TRY IT: Your answer should be one number, the count of lines in the listing below containing the word "Publishing".

DATA TO USE:
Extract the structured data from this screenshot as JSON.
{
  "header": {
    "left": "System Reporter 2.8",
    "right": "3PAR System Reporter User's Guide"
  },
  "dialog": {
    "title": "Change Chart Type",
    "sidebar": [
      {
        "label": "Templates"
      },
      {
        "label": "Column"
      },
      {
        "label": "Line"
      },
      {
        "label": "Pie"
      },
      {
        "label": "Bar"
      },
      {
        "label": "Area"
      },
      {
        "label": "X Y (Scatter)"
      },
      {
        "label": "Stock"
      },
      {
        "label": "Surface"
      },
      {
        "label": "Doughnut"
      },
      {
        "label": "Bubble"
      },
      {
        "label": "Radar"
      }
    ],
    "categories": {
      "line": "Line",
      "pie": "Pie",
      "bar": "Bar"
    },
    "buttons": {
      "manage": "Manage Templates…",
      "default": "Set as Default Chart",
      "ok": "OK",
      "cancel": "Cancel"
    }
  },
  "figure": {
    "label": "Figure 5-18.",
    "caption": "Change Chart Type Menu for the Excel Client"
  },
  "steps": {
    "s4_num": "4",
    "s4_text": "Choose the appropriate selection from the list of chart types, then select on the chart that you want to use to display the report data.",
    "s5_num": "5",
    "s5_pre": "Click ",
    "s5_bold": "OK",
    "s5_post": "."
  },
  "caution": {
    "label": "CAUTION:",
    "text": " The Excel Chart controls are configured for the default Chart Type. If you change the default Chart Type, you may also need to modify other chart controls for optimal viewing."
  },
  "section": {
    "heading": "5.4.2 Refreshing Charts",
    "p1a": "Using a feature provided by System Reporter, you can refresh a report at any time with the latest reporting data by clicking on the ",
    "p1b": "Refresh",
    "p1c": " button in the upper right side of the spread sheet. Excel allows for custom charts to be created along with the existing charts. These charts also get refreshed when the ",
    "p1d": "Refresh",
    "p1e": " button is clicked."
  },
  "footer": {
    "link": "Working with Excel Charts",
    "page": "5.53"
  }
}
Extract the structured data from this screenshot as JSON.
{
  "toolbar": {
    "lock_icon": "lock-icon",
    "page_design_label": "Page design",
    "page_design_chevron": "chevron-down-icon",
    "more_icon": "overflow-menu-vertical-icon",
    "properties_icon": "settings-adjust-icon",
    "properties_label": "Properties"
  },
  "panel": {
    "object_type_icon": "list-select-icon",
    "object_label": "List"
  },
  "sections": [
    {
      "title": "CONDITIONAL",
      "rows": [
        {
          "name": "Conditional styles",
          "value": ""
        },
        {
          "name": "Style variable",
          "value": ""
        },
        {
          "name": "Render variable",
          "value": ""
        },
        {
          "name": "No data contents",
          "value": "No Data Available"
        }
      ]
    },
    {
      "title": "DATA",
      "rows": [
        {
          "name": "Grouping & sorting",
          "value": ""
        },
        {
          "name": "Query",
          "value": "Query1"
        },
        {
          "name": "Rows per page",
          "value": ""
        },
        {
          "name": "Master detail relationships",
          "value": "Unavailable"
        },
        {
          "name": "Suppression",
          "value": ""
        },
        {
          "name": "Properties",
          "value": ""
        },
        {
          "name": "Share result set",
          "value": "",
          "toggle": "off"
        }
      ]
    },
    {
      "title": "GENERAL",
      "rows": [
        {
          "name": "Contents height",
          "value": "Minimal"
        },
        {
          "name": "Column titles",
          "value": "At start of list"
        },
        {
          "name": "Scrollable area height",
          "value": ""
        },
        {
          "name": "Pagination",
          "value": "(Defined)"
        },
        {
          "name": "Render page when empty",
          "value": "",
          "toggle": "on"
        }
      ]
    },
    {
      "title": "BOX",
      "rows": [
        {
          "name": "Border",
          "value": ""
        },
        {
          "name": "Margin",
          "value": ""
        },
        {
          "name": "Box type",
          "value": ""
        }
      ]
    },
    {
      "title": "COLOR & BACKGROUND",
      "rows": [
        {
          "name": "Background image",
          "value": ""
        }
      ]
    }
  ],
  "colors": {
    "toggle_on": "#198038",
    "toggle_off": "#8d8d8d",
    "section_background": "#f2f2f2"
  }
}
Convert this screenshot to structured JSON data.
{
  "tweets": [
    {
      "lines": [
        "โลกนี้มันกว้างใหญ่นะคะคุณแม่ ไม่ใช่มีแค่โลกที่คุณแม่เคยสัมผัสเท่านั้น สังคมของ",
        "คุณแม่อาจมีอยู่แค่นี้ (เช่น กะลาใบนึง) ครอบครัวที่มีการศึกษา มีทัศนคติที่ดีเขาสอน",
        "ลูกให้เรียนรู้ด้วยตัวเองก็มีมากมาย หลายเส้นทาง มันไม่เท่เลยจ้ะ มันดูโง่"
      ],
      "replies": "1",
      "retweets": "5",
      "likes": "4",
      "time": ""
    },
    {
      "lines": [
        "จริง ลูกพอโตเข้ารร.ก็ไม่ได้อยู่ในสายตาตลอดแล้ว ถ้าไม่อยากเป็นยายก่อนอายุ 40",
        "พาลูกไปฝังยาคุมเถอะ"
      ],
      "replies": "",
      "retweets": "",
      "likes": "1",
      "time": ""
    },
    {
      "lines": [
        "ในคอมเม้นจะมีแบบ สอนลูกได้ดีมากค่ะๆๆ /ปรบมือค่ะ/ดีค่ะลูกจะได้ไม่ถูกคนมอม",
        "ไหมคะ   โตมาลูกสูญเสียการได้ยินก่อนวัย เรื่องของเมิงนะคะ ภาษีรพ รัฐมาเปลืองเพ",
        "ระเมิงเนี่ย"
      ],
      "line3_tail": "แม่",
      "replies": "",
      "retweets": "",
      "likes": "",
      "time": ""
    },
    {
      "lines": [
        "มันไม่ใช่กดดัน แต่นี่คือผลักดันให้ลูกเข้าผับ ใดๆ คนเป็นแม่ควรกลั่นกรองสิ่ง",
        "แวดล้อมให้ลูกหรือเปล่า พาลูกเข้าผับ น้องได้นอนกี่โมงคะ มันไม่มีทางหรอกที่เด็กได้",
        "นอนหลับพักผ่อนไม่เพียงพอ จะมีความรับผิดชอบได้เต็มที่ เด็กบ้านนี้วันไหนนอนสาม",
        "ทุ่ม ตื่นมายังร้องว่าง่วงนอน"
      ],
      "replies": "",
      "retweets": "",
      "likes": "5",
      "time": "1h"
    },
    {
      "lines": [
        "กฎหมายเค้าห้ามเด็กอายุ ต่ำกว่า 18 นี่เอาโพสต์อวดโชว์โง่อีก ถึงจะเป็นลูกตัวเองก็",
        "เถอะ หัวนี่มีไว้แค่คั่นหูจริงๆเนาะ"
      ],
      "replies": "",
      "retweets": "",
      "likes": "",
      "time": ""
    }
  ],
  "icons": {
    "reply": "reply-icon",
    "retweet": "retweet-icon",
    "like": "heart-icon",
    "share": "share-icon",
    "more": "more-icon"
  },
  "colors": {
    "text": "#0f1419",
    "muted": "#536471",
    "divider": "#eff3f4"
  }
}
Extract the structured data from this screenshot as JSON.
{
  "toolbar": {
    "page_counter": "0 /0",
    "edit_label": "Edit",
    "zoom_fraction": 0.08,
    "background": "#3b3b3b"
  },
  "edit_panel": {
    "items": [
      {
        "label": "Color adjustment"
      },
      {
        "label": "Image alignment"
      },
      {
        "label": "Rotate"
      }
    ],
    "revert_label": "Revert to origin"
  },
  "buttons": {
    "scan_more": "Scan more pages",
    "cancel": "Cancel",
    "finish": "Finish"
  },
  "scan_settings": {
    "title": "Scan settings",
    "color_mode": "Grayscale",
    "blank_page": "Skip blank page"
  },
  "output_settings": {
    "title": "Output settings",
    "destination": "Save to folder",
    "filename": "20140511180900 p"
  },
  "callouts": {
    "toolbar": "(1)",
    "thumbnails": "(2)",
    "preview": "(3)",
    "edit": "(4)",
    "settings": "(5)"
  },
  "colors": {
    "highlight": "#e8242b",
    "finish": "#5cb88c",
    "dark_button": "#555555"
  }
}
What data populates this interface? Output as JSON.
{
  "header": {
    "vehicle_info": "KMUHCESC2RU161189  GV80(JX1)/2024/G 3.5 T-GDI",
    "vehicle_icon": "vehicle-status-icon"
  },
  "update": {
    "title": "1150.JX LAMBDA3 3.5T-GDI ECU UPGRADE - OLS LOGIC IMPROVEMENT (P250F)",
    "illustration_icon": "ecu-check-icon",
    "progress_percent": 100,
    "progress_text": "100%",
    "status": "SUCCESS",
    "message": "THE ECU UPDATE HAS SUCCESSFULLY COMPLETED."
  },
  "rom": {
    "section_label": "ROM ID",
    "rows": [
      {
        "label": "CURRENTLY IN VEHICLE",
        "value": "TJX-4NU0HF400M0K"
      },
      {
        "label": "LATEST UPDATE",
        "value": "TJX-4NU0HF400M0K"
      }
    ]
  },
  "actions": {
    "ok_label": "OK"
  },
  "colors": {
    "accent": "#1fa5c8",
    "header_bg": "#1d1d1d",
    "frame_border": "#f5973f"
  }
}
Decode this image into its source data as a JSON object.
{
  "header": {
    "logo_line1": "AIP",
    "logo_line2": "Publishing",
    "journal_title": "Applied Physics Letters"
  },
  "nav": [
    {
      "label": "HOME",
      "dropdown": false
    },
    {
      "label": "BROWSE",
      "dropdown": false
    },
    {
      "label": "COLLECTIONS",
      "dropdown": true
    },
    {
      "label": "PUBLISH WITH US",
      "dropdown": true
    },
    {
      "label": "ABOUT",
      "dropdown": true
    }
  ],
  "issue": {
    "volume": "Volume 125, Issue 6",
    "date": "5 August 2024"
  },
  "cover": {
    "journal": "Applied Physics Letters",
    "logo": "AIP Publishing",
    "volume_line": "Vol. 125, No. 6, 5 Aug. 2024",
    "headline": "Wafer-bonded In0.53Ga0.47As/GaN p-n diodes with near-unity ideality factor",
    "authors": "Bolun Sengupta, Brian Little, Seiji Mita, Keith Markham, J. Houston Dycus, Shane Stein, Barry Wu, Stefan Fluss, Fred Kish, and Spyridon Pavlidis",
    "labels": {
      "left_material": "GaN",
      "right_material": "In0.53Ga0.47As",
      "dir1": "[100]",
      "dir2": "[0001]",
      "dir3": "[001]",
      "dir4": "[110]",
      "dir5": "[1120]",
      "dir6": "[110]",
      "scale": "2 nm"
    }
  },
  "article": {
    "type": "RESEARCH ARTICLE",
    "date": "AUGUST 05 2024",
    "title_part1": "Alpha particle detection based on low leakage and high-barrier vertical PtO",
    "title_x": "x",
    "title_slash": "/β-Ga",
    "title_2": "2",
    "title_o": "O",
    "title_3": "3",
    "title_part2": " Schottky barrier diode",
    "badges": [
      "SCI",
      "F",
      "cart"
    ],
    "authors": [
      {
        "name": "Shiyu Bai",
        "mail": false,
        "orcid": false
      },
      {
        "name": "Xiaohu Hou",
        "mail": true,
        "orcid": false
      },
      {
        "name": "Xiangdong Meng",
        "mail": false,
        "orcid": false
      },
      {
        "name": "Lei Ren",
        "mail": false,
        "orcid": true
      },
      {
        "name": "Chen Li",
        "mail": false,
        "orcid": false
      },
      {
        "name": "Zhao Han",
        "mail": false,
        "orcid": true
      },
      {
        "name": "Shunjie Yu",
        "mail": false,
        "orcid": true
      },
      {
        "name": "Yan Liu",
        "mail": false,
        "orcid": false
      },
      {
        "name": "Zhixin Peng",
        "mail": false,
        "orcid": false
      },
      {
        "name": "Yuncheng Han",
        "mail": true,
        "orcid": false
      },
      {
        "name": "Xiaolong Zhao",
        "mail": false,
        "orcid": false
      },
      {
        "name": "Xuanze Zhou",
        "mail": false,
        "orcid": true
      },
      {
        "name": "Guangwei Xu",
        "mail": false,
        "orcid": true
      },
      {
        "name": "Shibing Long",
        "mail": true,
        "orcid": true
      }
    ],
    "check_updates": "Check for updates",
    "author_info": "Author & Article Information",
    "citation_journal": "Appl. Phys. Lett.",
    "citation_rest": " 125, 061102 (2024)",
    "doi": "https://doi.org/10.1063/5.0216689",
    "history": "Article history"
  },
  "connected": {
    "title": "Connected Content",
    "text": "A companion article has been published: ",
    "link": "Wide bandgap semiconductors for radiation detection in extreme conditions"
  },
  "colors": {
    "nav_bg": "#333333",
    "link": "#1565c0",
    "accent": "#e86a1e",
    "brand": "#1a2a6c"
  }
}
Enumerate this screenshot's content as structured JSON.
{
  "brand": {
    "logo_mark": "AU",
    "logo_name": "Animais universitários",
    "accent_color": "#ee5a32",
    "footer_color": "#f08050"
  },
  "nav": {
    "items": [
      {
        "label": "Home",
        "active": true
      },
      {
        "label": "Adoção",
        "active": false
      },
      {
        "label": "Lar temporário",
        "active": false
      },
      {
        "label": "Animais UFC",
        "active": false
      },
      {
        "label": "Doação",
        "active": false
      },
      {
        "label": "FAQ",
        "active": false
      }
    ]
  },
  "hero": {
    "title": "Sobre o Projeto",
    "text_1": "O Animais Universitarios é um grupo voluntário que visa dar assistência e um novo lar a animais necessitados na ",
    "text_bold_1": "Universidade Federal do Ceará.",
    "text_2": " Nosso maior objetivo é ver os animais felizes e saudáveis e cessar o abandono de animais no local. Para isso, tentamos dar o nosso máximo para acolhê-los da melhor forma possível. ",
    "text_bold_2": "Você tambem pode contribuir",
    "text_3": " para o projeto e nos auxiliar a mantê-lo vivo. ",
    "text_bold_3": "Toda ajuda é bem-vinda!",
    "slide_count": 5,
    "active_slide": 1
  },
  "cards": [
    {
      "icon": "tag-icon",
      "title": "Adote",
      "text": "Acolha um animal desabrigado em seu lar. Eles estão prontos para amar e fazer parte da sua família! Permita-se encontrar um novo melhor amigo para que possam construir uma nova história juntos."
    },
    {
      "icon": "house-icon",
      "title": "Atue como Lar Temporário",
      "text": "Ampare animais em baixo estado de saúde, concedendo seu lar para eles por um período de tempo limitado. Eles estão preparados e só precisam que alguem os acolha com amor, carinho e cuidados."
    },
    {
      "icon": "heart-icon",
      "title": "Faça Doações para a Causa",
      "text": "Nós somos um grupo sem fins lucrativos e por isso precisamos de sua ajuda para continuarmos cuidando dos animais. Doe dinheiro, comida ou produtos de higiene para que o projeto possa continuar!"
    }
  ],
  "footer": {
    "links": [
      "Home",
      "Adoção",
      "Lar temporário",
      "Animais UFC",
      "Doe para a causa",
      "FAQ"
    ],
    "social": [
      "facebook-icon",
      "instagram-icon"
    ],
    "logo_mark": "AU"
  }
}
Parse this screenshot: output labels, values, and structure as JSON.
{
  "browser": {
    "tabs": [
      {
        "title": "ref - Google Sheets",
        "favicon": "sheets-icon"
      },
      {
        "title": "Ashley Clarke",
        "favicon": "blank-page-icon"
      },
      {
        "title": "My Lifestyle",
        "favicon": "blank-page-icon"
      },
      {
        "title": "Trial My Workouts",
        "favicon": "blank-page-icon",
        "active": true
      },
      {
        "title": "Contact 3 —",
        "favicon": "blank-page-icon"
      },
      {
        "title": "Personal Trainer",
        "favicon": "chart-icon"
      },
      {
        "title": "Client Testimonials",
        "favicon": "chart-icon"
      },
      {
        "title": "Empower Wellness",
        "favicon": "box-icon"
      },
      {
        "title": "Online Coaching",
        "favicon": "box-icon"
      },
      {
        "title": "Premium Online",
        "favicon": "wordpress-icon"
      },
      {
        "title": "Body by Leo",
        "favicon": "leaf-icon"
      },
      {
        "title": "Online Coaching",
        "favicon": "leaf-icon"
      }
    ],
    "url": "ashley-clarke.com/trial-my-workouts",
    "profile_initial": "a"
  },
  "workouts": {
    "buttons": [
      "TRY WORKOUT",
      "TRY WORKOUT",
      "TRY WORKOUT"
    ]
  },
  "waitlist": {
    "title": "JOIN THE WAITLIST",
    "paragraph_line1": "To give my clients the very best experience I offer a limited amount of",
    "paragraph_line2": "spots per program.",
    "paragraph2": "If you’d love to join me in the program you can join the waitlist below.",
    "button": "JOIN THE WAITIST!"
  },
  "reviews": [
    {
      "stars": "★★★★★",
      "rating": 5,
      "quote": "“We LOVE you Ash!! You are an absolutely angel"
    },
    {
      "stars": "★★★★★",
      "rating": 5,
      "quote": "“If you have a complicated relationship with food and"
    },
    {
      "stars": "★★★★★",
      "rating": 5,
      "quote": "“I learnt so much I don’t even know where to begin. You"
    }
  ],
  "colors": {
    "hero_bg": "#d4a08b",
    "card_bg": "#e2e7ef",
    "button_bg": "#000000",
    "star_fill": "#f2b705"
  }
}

SOLUTION: 2